THC is Jenkins in full bloom—and that is its major success. If The Water[s] showcased Jenkins’ ability to rap, and Wave[s] was his opportunity to experiment with bridges, choruses and a palette of more colorful sounds, THC is a mesh of both—a diverse collection of textures, harmonies, and hard-hitting raps that evoke the project’s purpose.

Jenkins says it all during the second half of the album, on “Plugged": 

This THC ain’t just no fuckin weed, this ain’t no weed / I think I might have what you, what you want, yeah / Yeah, yeah, yeah / You know I keep it watered for the tree, for the tree, yeah / My niggas’ only focus be on what they want / What they want, yeah yeah yeah / But god as witness love is all you need / And that’s just basics for you.

He’s right: Love really is basic, love really is the key. We forget that all too often, but Jenkins does a stellar job of reminding us.


By Tara Mahadevan.
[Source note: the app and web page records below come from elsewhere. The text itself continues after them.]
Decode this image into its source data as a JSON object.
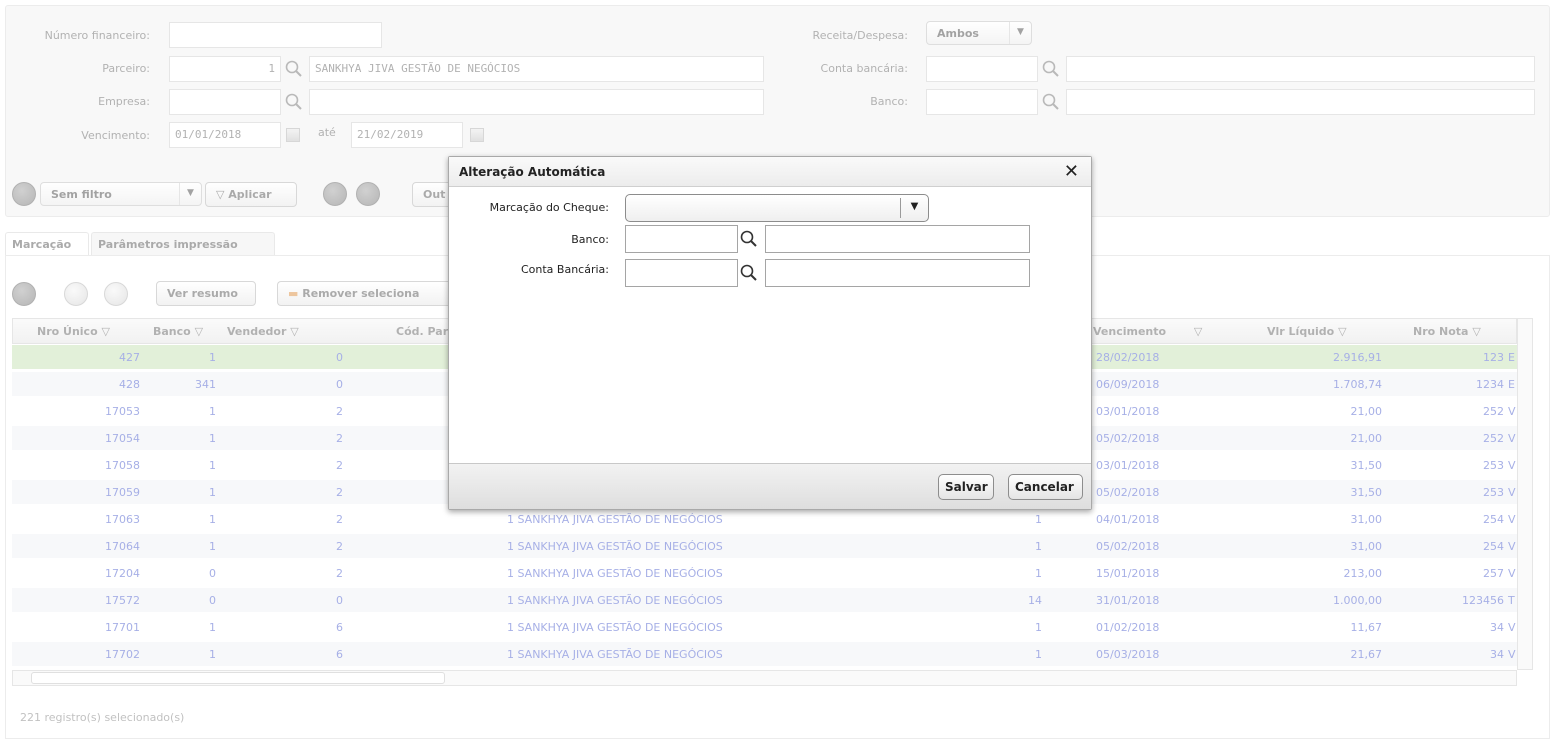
{
  "filters": {
    "numero_financeiro_label": "Número financeiro:",
    "parceiro_label": "Parceiro:",
    "parceiro_code": "1",
    "parceiro_name": "SANKHYA JIVA GESTÃO DE NEGÓCIOS",
    "empresa_label": "Empresa:",
    "vencimento_label": "Vencimento:",
    "vencimento_from": "01/01/2018",
    "ate_label": "até",
    "vencimento_to": "21/02/2019",
    "receita_label": "Receita/Despesa:",
    "receita_value": "Ambos",
    "conta_label": "Conta bancária:",
    "banco_label": "Banco:"
  },
  "toolbar": {
    "sem_filtro": "Sem filtro",
    "aplicar": "Aplicar",
    "outros": "Out"
  },
  "tabs": [
    "Marcação",
    "Parâmetros impressão"
  ],
  "actions": {
    "ver_resumo": "Ver resumo",
    "remover": "Remover seleciona"
  },
  "grid": {
    "headers": [
      "Nro Único",
      "Banco",
      "Vendedor",
      "Cód. Par",
      "Vencimento",
      "Vlr Líquido",
      "Nro Nota"
    ],
    "rows": [
      {
        "nro": "427",
        "banco": "1",
        "vend": "0",
        "parc": "",
        "qtd": "",
        "venc": "28/02/2018",
        "vlr": "2.916,91",
        "nota": "123",
        "extra": "E"
      },
      {
        "nro": "428",
        "banco": "341",
        "vend": "0",
        "parc": "",
        "qtd": "",
        "venc": "06/09/2018",
        "vlr": "1.708,74",
        "nota": "1234",
        "extra": "E"
      },
      {
        "nro": "17053",
        "banco": "1",
        "vend": "2",
        "parc": "",
        "qtd": "",
        "venc": "03/01/2018",
        "vlr": "21,00",
        "nota": "252",
        "extra": "V"
      },
      {
        "nro": "17054",
        "banco": "1",
        "vend": "2",
        "parc": "",
        "qtd": "",
        "venc": "05/02/2018",
        "vlr": "21,00",
        "nota": "252",
        "extra": "V"
      },
      {
        "nro": "17058",
        "banco": "1",
        "vend": "2",
        "parc": "",
        "qtd": "",
        "venc": "03/01/2018",
        "vlr": "31,50",
        "nota": "253",
        "extra": "V"
      },
      {
        "nro": "17059",
        "banco": "1",
        "vend": "2",
        "parc": "",
        "qtd": "",
        "venc": "05/02/2018",
        "vlr": "31,50",
        "nota": "253",
        "extra": "V"
      },
      {
        "nro": "17063",
        "banco": "1",
        "vend": "2",
        "parc": "1 SANKHYA JIVA GESTÃO DE NEGÓCIOS",
        "qtd": "1",
        "venc": "04/01/2018",
        "vlr": "31,00",
        "nota": "254",
        "extra": "V"
      },
      {
        "nro": "17064",
        "banco": "1",
        "vend": "2",
        "parc": "1 SANKHYA JIVA GESTÃO DE NEGÓCIOS",
        "qtd": "1",
        "venc": "05/02/2018",
        "vlr": "31,00",
        "nota": "254",
        "extra": "V"
      },
      {
        "nro": "17204",
        "banco": "0",
        "vend": "2",
        "parc": "1 SANKHYA JIVA GESTÃO DE NEGÓCIOS",
        "qtd": "1",
        "venc": "15/01/2018",
        "vlr": "213,00",
        "nota": "257",
        "extra": "V"
      },
      {
        "nro": "17572",
        "banco": "0",
        "vend": "0",
        "parc": "1 SANKHYA JIVA GESTÃO DE NEGÓCIOS",
        "qtd": "14",
        "venc": "31/01/2018",
        "vlr": "1.000,00",
        "nota": "123456",
        "extra": "T"
      },
      {
        "nro": "17701",
        "banco": "1",
        "vend": "6",
        "parc": "1 SANKHYA JIVA GESTÃO DE NEGÓCIOS",
        "qtd": "1",
        "venc": "01/02/2018",
        "vlr": "11,67",
        "nota": "34",
        "extra": "V"
      },
      {
        "nro": "17702",
        "banco": "1",
        "vend": "6",
        "parc": "1 SANKHYA JIVA GESTÃO DE NEGÓCIOS",
        "qtd": "1",
        "venc": "05/03/2018",
        "vlr": "21,67",
        "nota": "34",
        "extra": "V"
      }
    ]
  },
  "status": "221 registro(s) selecionado(s)",
  "modal": {
    "title": "Alteração Automática",
    "close": "✕",
    "marcacao_label": "Marcação do Cheque:",
    "marcacao_value": "",
    "banco_label": "Banco:",
    "conta_label": "Conta Bancária:",
    "salvar": "Salvar",
    "cancelar": "Cancelar"
  },
  "colors": {
    "selected_row": "#bfe0ad",
    "link_text": "#3b4fc9"
  }
}
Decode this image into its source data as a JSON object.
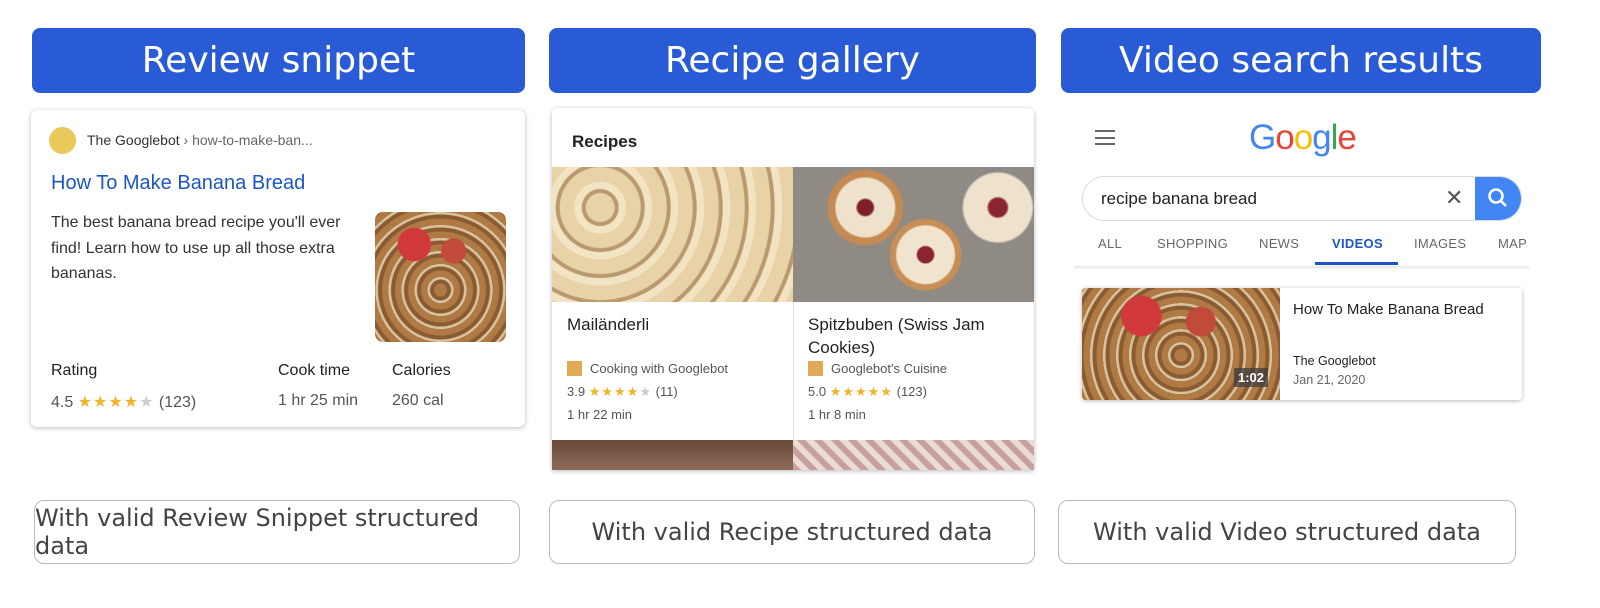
{
  "headers": [
    "Review snippet",
    "Recipe gallery",
    "Video search results"
  ],
  "captions": [
    "With valid Review Snippet structured data",
    "With valid Recipe structured data",
    "With valid Video structured data"
  ],
  "review": {
    "site": "The Googlebot",
    "path": "› how-to-make-ban...",
    "title": "How To Make Banana Bread",
    "description": "The best banana bread recipe you'll ever find! Learn how to use up all those extra bananas.",
    "rating_label": "Rating",
    "rating": "4.5",
    "rating_stars": 4.5,
    "rating_count": "(123)",
    "cook_label": "Cook time",
    "cook_time": "1 hr 25 min",
    "cal_label": "Calories",
    "calories": "260 cal",
    "favicon_color": "#e8c95a"
  },
  "gallery": {
    "heading": "Recipes",
    "items": [
      {
        "title": "Mailänderli",
        "source": "Cooking with Googlebot",
        "rating": "3.9",
        "stars": 3.9,
        "count": "(11)",
        "time": "1 hr 22 min"
      },
      {
        "title": "Spitzbuben (Swiss Jam Cookies)",
        "source": "Googlebot's Cuisine",
        "rating": "5.0",
        "stars": 5,
        "count": "(123)",
        "time": "1 hr 8 min"
      }
    ]
  },
  "video": {
    "logo": "Google",
    "query": "recipe banana bread",
    "tabs": [
      "ALL",
      "SHOPPING",
      "NEWS",
      "VIDEOS",
      "IMAGES",
      "MAPS"
    ],
    "active_tab": "VIDEOS",
    "result": {
      "title": "How To Make Banana Bread",
      "channel": "The Googlebot",
      "date": "Jan 21, 2020",
      "duration": "1:02"
    }
  },
  "colors": {
    "header": "#2a5bd7",
    "link": "#1a56c8",
    "star": "#f0b429",
    "google_blue": "#4285f4"
  }
}
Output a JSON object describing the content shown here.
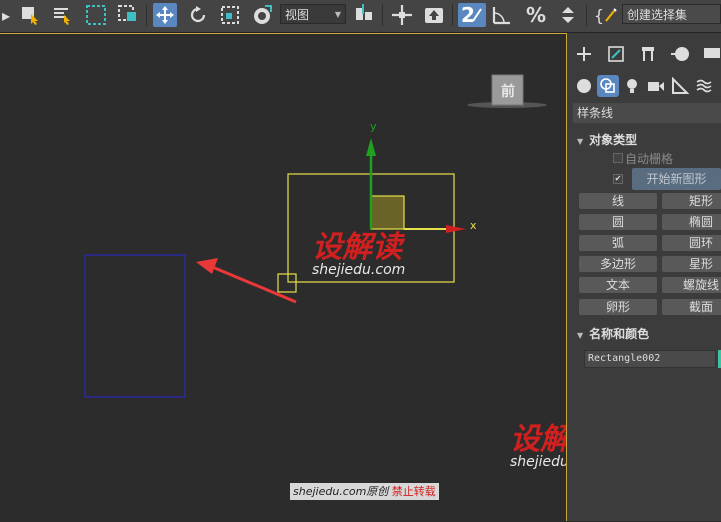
{
  "toolbar": {
    "view_dropdown": "视图",
    "snap_number": "2",
    "selection_set": "创建选择集"
  },
  "viewport": {
    "viewcube_label": "前",
    "axis_y": "y",
    "axis_x": "x"
  },
  "panel": {
    "category_dropdown": "样条线",
    "object_type": {
      "title": "对象类型",
      "auto_grid": "自动栅格",
      "start_new_shape": "开始新图形",
      "buttons": [
        "线",
        "矩形",
        "圆",
        "椭圆",
        "弧",
        "圆环",
        "多边形",
        "星形",
        "文本",
        "螺旋线",
        "卵形",
        "截面"
      ]
    },
    "name_color": {
      "title": "名称和颜色",
      "name_value": "Rectangle002"
    }
  },
  "watermarks": {
    "cn": "设解读",
    "url": "shejiedu.com",
    "footer_source": "shejiedu.com原创",
    "footer_forbid": "禁止转载"
  },
  "colors": {
    "accent": "#5b87c0",
    "selection": "#e6e04a",
    "rectangle": "#2a2aa8",
    "axis_y": "#1fa01f",
    "axis_x": "#d02020",
    "watermark": "#d02020"
  }
}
Follow her on Twitter.



A Deep Dive Into the Waters of Mick Jenkins' Videos

The Chicago emcee doesn't make music videos, he makes short films.


Mick Jenkins to Release Debut in September, Drops Sango-Produced Single

"Spread Love" and bask in the Chicago emcee's latest waves.

Mick Jenkins, Pieces of a Man, album review, 2018

Mick Jenkins Makes an Ambitious Leap on 'Pieces of a Man'

'Pieces of a Man' encourages listeners to lose themselves within Mick Jenkins' thoughts, but tests how much of his mind they're interested in unraveling.


No Homo: Mick Jenkins Dissects the Art of the Male-to-Male Compliment

Rap was built on hypermasculinity, but a new generation of artists are breaking down that wall.


As a New Album Approaches, It's Mick Jenkins Season

How the changing of seasons changes how I look at and listen to Mick Jenkins.


Holy Sh*t You Need To Hear This: Mick Jenkins' “The Artful Dodger"

The Chicago emcee delivers the only song you're going to want to listen to for the rest of the day.